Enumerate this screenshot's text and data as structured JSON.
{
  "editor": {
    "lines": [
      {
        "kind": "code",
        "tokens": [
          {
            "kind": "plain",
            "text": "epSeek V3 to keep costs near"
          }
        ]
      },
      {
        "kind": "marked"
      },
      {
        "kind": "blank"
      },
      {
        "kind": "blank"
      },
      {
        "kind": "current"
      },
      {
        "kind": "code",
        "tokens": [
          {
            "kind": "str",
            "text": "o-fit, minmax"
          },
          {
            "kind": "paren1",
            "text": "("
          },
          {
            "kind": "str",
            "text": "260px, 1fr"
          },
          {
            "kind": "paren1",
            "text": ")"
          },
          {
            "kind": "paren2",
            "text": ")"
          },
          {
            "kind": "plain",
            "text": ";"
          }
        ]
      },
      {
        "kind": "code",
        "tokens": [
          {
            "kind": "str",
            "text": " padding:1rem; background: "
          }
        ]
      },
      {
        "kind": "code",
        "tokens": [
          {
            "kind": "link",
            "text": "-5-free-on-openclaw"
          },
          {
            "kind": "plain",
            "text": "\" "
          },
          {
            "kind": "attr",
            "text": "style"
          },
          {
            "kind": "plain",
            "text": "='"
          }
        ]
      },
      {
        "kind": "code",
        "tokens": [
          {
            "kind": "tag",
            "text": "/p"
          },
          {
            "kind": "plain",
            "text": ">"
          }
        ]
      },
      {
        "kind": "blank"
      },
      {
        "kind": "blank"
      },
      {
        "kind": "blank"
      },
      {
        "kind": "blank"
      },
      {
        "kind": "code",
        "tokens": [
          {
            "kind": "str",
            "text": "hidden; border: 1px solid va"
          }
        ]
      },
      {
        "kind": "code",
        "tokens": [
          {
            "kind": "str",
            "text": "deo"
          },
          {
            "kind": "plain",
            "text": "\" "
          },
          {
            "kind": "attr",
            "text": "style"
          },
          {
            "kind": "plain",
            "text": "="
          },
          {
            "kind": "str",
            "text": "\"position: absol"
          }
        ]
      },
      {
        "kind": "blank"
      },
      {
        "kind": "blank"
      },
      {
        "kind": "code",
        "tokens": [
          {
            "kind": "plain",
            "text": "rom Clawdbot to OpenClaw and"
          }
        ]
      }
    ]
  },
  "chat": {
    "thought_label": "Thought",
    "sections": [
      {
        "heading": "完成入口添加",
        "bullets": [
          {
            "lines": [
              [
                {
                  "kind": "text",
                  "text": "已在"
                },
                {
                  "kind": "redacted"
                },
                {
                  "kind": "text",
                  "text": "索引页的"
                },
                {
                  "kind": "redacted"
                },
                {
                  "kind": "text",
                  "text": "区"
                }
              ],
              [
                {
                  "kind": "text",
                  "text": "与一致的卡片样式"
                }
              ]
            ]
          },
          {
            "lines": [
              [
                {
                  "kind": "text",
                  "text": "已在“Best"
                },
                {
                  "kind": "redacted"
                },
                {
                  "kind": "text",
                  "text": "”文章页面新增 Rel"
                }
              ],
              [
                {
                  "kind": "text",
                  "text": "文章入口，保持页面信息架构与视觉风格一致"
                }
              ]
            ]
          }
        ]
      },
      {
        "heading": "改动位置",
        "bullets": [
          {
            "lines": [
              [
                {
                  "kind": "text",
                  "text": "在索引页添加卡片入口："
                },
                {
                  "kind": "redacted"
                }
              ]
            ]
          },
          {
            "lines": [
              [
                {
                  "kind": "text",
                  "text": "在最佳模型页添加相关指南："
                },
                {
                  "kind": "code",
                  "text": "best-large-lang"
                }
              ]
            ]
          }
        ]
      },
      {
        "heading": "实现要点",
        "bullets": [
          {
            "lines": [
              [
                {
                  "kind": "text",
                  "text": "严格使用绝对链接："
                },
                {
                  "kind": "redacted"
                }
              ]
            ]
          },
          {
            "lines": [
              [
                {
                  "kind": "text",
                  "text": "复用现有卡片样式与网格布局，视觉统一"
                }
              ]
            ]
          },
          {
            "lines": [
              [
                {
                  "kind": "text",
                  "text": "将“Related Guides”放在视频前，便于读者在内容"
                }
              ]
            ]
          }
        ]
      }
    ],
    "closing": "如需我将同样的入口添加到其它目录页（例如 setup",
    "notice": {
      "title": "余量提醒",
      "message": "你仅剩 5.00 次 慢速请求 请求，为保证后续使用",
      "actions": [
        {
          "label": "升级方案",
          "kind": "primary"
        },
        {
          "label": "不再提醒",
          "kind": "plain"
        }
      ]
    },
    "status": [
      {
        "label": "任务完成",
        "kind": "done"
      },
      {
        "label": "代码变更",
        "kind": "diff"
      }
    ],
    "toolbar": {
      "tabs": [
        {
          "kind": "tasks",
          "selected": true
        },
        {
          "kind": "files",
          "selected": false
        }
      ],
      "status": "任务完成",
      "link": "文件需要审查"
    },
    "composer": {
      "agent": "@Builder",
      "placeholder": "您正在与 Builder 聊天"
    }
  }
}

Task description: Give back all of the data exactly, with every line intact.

Response to the exercise:
Enumerate this screenshot's text and data as structured JSON.
{
  "editor": {
    "lines": [
      {
        "kind": "code",
        "tokens": [
          {
            "kind": "plain",
            "text": "epSeek V3 to keep costs near"
          }
        ]
      },
      {
        "kind": "marked"
      },
      {
        "kind": "blank"
      },
      {
        "kind": "blank"
      },
      {
        "kind": "current"
      },
      {
        "kind": "code",
        "tokens": [
          {
            "kind": "str",
            "text": "o-fit, minmax"
          },
          {
            "kind": "paren1",
            "text": "("
          },
          {
            "kind": "str",
            "text": "260px, 1fr"
          },
          {
            "kind": "paren1",
            "text": ")"
          },
          {
            "kind": "paren2",
            "text": ")"
          },
          {
            "kind": "plain",
            "text": ";"
          }
        ]
      },
      {
        "kind": "code",
        "tokens": [
          {
            "kind": "str",
            "text": " padding:1rem; background: "
          }
        ]
      },
      {
        "kind": "code",
        "tokens": [
          {
            "kind": "link",
            "text": "-5-free-on-openclaw"
          },
          {
            "kind": "plain",
            "text": "\" "
          },
          {
            "kind": "attr",
            "text": "style"
          },
          {
            "kind": "plain",
            "text": "='"
          }
        ]
      },
      {
        "kind": "code",
        "tokens": [
          {
            "kind": "tag",
            "text": "/p"
          },
          {
            "kind": "plain",
            "text": ">"
          }
        ]
      },
      {
        "kind": "blank"
      },
      {
        "kind": "blank"
      },
      {
        "kind": "blank"
      },
      {
        "kind": "blank"
      },
      {
        "kind": "code",
        "tokens": [
          {
            "kind": "str",
            "text": "hidden; border: 1px solid va"
          }
        ]
      },
      {
        "kind": "code",
        "tokens": [
          {
            "kind": "str",
            "text": "deo"
          },
          {
            "kind": "plain",
            "text": "\" "
          },
          {
            "kind": "attr",
            "text": "style"
          },
          {
            "kind": "plain",
            "text": "="
          },
          {
            "kind": "str",
            "text": "\"position: absol"
          }
        ]
      },
      {
        "kind": "blank"
      },
      {
        "kind": "blank"
      },
      {
        "kind": "code",
        "tokens": [
          {
            "kind": "plain",
            "text": "rom Clawdbot to OpenClaw and"
          }
        ]
      }
    ]
  },
  "chat": {
    "thought_label": "Thought",
    "sections": [
      {
        "heading": "完成入口添加",
        "bullets": [
          {
            "lines": [
              [
                {
                  "kind": "text",
                  "text": "已在"
                },
                {
                  "kind": "redacted"
                },
                {
                  "kind": "text",
                  "text": "索引页的"
                },
                {
                  "kind": "redacted"
                },
                {
                  "kind": "text",
                  "text": "区"
                }
              ],
              [
                {
                  "kind": "text",
                  "text": "与一致的卡片样式"
                }
              ]
            ]
          },
          {
            "lines": [
              [
                {
                  "kind": "text",
                  "text": "已在“Best"
                },
                {
                  "kind": "redacted"
                },
                {
                  "kind": "text",
                  "text": "”文章页面新增 Rel"
                }
              ],
              [
                {
                  "kind": "text",
                  "text": "文章入口，保持页面信息架构与视觉风格一致"
                }
              ]
            ]
          }
        ]
      },
      {
        "heading": "改动位置",
        "bullets": [
          {
            "lines": [
              [
                {
                  "kind": "text",
                  "text": "在索引页添加卡片入口："
                },
                {
                  "kind": "redacted"
                }
              ]
            ]
          },
          {
            "lines": [
              [
                {
                  "kind": "text",
                  "text": "在最佳模型页添加相关指南："
                },
                {
                  "kind": "code",
                  "text": "best-large-lang"
                }
              ]
            ]
          }
        ]
      },
      {
        "heading": "实现要点",
        "bullets": [
          {
            "lines": [
              [
                {
                  "kind": "text",
                  "text": "严格使用绝对链接："
                },
                {
                  "kind": "redacted"
                }
              ]
            ]
          },
          {
            "lines": [
              [
                {
                  "kind": "text",
                  "text": "复用现有卡片样式与网格布局，视觉统一"
                }
              ]
            ]
          },
          {
            "lines": [
              [
                {
                  "kind": "text",
                  "text": "将“Related Guides”放在视频前，便于读者在内容"
                }
              ]
            ]
          }
        ]
      }
    ],
    "closing": "如需我将同样的入口添加到其它目录页（例如 setup",
    "notice": {
      "title": "余量提醒",
      "message": "你仅剩 5.00 次 慢速请求 请求，为保证后续使用",
      "actions": [
        {
          "label": "升级方案",
          "kind": "primary"
        },
        {
          "label": "不再提醒",
          "kind": "plain"
        }
      ]
    },
    "status": [
      {
        "label": "任务完成",
        "kind": "done"
      },
      {
        "label": "代码变更",
        "kind": "diff"
      }
    ],
    "toolbar": {
      "tabs": [
        {
          "kind": "tasks",
          "selected": true
        },
        {
          "kind": "files",
          "selected": false
        }
      ],
      "status": "任务完成",
      "link": "文件需要审查"
    },
    "composer": {
      "agent": "@Builder",
      "placeholder": "您正在与 Builder 聊天"
    }
  }
}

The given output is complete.